What the task requires
Work out how many lines of the data hold the string "price", and reply with that number alone.

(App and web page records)
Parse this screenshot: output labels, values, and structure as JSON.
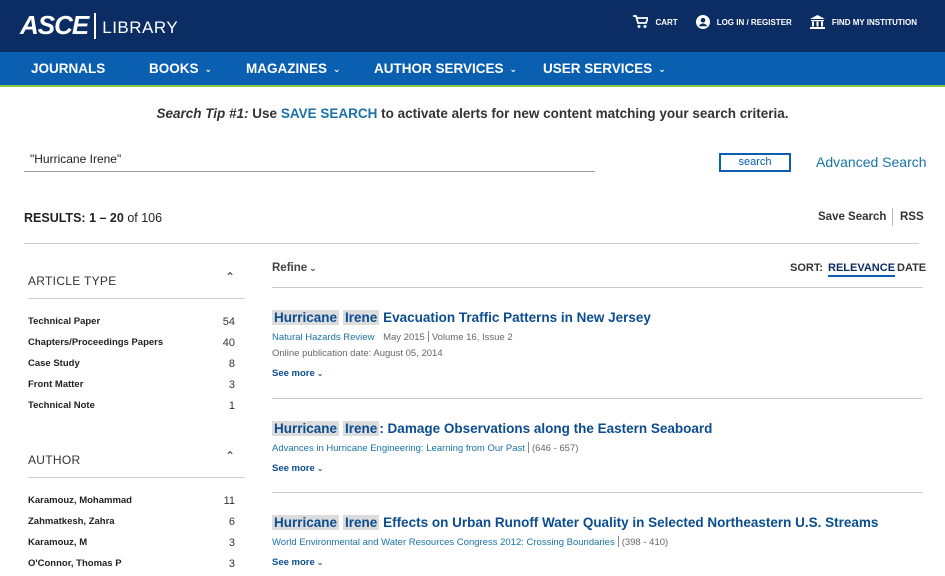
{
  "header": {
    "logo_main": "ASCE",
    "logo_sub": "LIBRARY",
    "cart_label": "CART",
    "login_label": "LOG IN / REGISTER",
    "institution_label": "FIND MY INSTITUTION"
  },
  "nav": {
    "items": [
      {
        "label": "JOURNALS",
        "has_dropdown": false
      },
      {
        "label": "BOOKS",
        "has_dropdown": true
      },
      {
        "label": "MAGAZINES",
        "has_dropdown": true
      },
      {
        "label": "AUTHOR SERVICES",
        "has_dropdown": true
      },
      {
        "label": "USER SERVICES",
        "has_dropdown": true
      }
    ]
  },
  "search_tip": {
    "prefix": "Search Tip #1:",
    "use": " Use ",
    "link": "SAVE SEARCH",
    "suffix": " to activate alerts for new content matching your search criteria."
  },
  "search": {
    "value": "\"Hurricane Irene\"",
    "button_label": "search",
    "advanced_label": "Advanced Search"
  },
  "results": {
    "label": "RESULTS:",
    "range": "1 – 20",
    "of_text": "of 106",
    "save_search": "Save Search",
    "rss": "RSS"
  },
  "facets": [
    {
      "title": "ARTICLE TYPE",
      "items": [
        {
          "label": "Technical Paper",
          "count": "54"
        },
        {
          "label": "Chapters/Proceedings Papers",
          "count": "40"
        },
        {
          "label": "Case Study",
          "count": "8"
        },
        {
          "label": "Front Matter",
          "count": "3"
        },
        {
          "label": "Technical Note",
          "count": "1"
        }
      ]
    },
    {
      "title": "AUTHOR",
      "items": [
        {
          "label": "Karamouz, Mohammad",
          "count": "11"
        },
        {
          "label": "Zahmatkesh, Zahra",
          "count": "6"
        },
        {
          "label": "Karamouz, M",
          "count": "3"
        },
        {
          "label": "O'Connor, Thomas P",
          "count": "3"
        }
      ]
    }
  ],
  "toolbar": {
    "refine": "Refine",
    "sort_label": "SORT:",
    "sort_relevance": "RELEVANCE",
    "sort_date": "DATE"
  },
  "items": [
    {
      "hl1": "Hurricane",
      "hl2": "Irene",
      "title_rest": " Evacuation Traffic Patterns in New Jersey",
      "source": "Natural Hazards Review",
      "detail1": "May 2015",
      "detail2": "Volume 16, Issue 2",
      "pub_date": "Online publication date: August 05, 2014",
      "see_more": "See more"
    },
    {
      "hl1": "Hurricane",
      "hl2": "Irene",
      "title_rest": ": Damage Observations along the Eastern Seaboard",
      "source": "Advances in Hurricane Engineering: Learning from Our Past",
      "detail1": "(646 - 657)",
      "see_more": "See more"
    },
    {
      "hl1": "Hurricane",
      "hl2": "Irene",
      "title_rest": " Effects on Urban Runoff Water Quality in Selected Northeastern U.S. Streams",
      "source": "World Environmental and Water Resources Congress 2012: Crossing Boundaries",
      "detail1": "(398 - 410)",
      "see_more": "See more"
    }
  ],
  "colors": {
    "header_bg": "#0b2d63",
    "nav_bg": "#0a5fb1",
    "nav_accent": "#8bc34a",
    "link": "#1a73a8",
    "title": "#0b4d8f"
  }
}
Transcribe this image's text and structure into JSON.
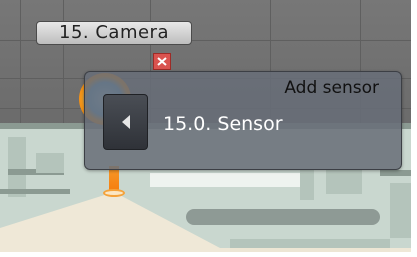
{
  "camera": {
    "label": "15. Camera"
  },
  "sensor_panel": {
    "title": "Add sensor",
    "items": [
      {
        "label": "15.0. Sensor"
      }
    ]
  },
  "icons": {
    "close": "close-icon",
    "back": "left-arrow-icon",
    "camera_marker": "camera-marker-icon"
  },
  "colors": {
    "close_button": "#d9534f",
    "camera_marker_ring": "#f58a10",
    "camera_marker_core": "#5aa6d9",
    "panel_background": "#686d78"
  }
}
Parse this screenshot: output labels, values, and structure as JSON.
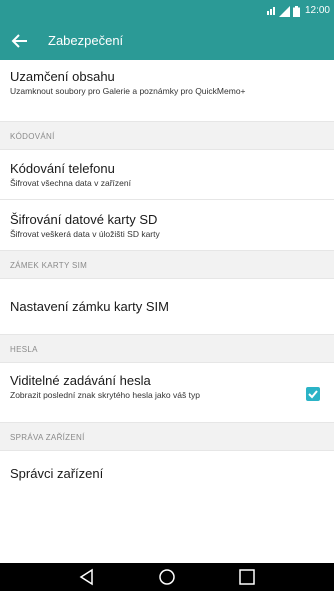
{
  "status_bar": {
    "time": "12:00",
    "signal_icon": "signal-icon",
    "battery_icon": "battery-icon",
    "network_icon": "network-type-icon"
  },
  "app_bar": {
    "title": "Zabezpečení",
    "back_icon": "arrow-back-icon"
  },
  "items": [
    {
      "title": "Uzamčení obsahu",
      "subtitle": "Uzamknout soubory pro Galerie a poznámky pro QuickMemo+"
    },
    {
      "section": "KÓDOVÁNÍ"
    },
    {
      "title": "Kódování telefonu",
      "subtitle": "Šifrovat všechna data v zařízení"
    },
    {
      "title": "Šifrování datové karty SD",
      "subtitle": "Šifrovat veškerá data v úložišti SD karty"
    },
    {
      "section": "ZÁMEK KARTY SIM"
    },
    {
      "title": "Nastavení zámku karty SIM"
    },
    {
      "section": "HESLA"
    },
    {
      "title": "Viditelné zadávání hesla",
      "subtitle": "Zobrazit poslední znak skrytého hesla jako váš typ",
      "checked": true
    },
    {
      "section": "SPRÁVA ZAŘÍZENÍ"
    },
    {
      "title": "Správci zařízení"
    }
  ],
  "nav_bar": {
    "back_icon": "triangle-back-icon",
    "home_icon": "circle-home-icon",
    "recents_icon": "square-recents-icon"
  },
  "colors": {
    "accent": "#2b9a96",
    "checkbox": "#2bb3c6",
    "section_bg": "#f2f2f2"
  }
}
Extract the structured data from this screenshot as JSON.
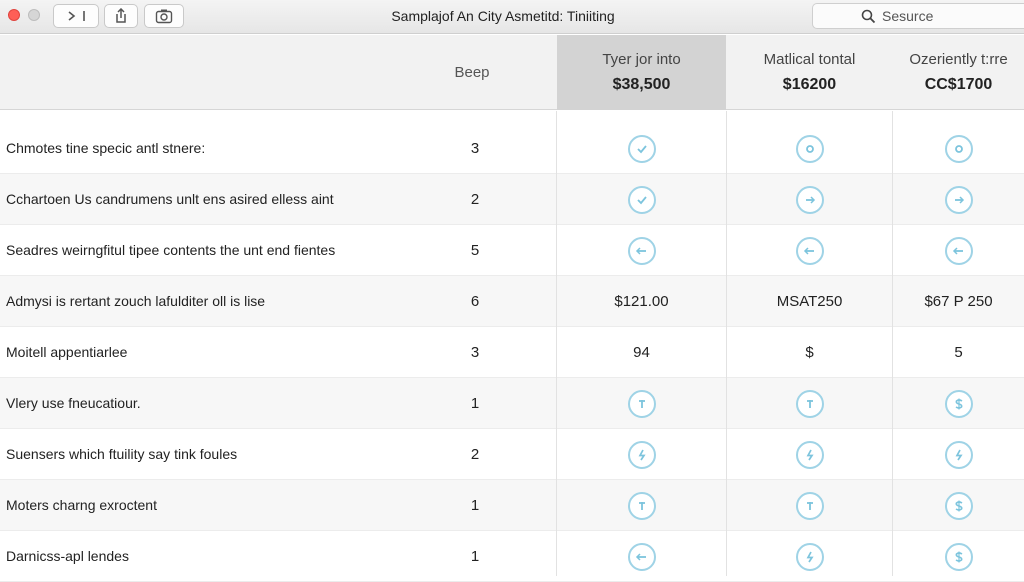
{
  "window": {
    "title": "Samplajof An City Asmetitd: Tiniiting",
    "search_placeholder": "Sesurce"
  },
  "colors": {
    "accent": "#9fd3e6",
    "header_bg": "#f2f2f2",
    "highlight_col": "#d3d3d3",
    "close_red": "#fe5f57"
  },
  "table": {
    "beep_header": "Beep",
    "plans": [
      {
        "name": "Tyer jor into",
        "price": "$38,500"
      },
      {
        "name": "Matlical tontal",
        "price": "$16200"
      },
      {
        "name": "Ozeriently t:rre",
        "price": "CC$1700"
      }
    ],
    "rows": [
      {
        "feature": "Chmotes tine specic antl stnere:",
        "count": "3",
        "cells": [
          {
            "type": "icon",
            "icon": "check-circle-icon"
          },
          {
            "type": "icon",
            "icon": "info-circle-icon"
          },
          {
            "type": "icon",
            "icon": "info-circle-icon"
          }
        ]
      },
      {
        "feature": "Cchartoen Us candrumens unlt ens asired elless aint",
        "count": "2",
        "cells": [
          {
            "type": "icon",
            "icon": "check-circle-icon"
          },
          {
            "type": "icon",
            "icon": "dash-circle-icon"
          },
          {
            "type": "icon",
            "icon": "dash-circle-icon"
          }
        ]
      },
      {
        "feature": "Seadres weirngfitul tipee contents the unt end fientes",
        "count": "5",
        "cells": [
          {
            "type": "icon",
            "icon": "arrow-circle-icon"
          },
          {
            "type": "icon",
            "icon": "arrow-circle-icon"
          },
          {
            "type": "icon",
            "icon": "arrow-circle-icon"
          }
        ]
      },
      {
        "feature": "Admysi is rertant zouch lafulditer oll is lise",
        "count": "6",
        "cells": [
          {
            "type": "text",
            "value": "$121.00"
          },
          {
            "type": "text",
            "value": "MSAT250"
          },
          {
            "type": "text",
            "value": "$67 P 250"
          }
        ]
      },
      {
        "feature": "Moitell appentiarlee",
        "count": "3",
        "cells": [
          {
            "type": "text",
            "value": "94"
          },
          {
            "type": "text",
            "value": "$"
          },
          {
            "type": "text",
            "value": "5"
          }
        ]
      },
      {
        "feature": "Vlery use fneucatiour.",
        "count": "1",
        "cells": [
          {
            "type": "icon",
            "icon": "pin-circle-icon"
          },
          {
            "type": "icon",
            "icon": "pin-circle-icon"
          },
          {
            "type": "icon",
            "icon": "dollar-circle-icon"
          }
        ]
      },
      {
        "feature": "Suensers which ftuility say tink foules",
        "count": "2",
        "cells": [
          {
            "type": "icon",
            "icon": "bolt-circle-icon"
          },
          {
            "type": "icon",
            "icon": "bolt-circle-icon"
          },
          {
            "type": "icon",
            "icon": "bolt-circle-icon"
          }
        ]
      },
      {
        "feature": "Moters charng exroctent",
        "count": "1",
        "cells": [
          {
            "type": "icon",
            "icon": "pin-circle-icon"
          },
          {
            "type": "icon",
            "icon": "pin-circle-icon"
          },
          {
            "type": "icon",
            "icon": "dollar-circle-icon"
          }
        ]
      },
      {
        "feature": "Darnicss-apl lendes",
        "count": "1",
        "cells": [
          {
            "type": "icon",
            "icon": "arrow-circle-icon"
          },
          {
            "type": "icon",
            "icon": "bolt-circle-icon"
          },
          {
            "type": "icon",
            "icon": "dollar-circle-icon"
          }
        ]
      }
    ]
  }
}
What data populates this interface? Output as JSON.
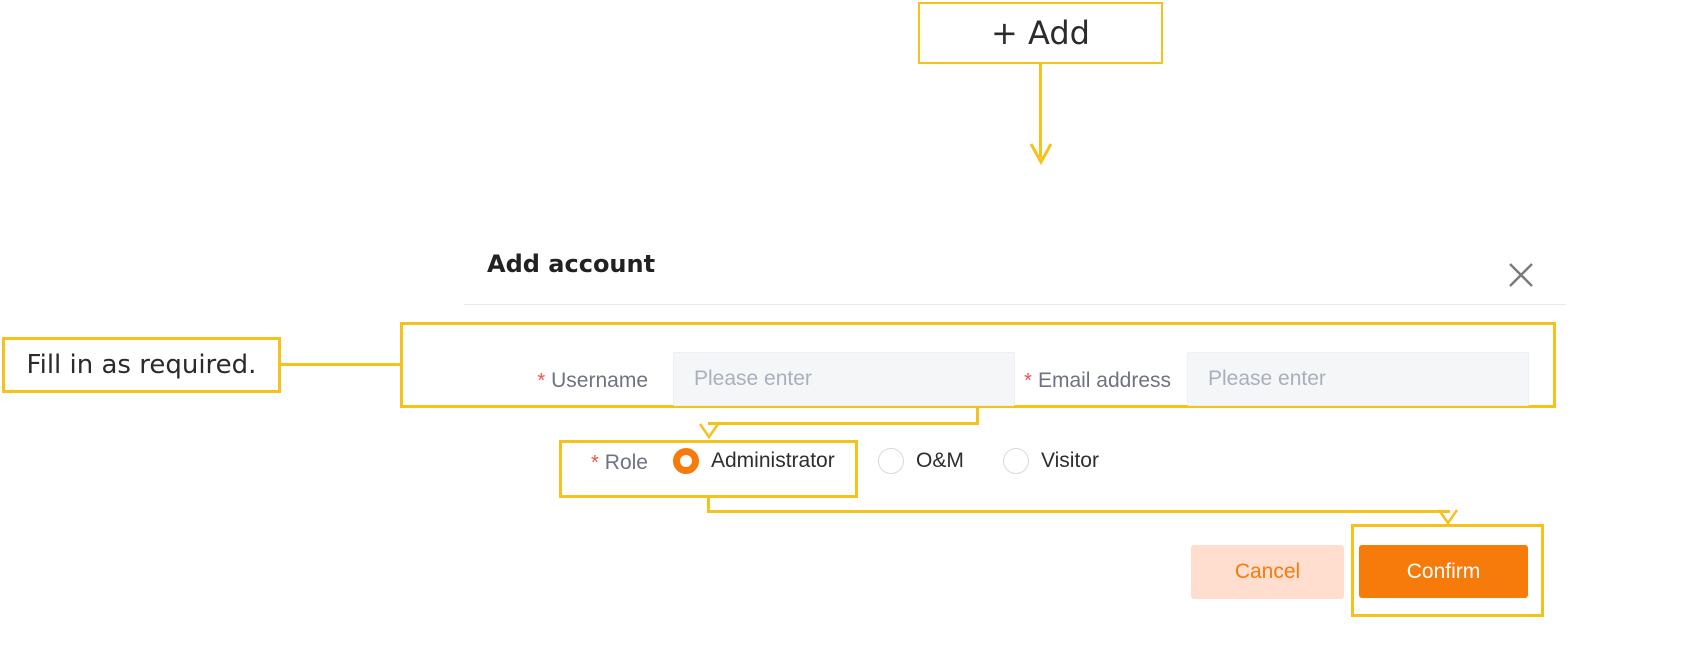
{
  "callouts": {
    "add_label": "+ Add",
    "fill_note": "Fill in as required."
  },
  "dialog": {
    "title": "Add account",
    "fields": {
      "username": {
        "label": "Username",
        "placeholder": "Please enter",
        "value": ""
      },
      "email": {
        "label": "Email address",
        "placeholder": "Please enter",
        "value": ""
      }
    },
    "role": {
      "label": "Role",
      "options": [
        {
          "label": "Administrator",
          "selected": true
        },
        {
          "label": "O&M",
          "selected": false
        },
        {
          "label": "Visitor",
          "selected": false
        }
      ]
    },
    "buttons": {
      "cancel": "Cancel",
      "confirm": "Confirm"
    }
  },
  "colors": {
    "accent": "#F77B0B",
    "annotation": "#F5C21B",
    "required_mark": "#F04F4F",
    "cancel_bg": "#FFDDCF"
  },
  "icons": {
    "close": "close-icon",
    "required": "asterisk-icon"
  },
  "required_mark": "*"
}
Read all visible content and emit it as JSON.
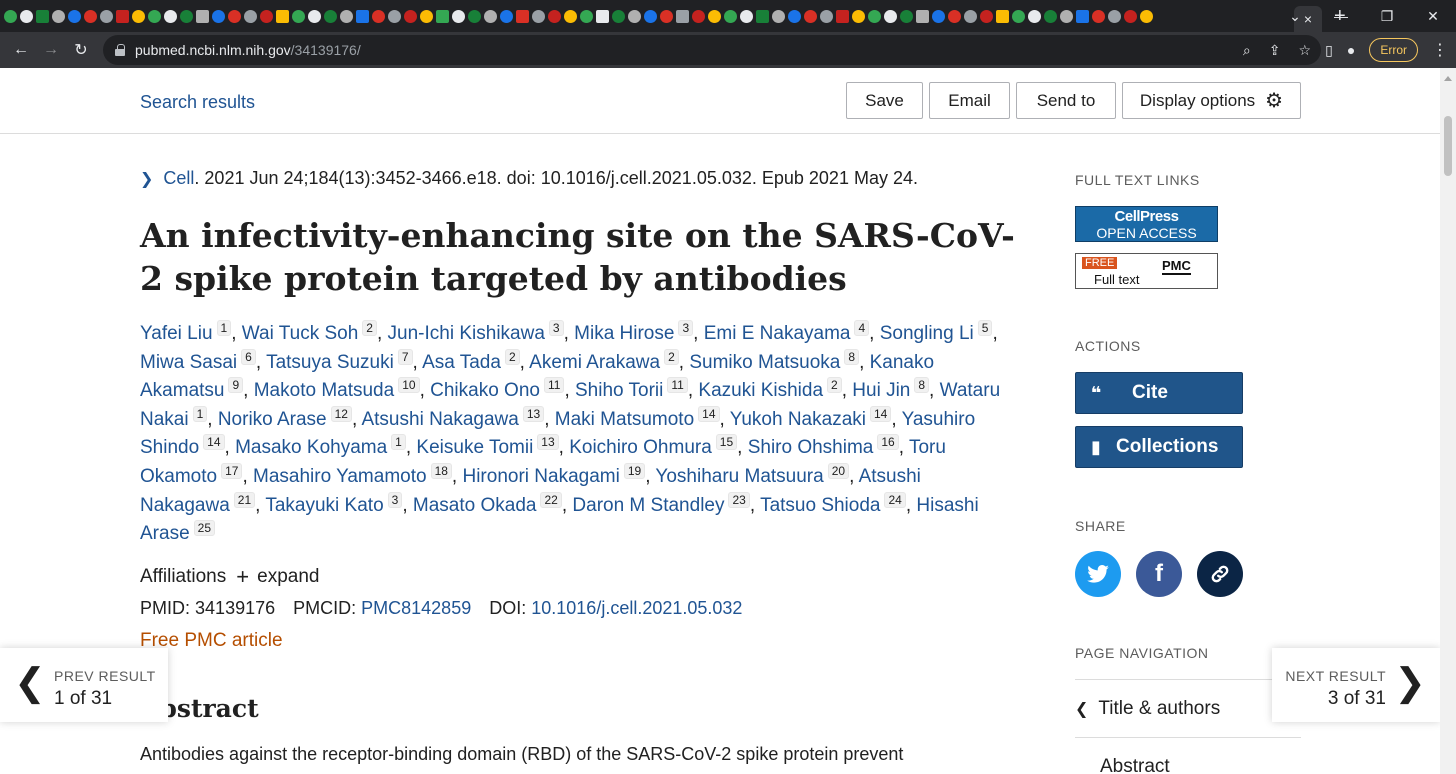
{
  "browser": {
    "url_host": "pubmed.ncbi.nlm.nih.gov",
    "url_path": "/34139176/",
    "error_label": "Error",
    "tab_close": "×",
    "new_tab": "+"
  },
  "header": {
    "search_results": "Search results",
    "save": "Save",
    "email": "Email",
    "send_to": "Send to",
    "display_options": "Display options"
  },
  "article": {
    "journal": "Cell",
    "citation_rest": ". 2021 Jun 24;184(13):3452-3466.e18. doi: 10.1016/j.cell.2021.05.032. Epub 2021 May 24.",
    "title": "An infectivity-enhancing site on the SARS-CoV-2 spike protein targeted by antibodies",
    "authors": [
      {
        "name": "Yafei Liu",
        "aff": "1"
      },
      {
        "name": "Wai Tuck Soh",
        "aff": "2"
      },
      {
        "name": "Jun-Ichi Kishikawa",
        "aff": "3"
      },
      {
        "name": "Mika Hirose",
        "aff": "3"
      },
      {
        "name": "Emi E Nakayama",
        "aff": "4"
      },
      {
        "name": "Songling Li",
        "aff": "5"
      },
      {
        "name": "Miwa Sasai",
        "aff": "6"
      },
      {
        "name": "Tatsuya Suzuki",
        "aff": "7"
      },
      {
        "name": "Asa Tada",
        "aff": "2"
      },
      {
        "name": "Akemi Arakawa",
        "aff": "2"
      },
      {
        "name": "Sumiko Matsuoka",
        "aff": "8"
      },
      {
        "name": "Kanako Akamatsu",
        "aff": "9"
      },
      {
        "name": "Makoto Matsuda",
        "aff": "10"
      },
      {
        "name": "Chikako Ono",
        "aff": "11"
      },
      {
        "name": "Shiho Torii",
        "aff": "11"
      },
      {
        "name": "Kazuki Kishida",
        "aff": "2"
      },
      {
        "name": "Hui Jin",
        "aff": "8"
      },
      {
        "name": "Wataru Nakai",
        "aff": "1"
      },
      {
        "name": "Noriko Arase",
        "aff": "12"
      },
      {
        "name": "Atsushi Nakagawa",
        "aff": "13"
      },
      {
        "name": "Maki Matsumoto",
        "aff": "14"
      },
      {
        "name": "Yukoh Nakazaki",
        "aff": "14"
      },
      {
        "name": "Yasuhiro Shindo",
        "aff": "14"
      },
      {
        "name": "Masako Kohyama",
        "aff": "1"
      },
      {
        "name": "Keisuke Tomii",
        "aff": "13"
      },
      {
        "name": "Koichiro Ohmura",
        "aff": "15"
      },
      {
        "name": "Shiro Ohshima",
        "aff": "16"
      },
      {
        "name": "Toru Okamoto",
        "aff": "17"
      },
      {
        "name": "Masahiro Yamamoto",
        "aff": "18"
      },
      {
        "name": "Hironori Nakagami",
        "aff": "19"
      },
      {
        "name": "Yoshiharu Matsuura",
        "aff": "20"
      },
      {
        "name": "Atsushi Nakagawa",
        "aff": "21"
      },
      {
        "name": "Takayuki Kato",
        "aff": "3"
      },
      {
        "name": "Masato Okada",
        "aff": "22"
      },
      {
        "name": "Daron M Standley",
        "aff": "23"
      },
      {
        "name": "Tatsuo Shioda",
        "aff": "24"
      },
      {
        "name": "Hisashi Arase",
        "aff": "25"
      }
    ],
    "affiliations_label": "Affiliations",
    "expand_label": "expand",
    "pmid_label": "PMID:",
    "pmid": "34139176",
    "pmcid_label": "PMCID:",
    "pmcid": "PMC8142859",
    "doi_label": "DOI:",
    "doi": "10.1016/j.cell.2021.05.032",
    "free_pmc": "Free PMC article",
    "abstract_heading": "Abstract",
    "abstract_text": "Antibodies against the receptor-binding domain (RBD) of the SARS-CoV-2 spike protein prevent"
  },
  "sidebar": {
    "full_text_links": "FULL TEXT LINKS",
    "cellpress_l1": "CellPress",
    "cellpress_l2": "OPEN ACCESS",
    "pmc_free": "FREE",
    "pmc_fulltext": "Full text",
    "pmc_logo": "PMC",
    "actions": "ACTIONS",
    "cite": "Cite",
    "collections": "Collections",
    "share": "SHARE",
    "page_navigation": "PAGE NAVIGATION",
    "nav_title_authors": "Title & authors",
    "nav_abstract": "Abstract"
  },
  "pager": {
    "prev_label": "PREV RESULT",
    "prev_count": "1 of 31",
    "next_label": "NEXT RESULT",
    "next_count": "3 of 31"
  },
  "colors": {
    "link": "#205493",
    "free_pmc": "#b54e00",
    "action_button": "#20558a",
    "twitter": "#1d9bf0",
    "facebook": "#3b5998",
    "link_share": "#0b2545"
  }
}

Written reply
3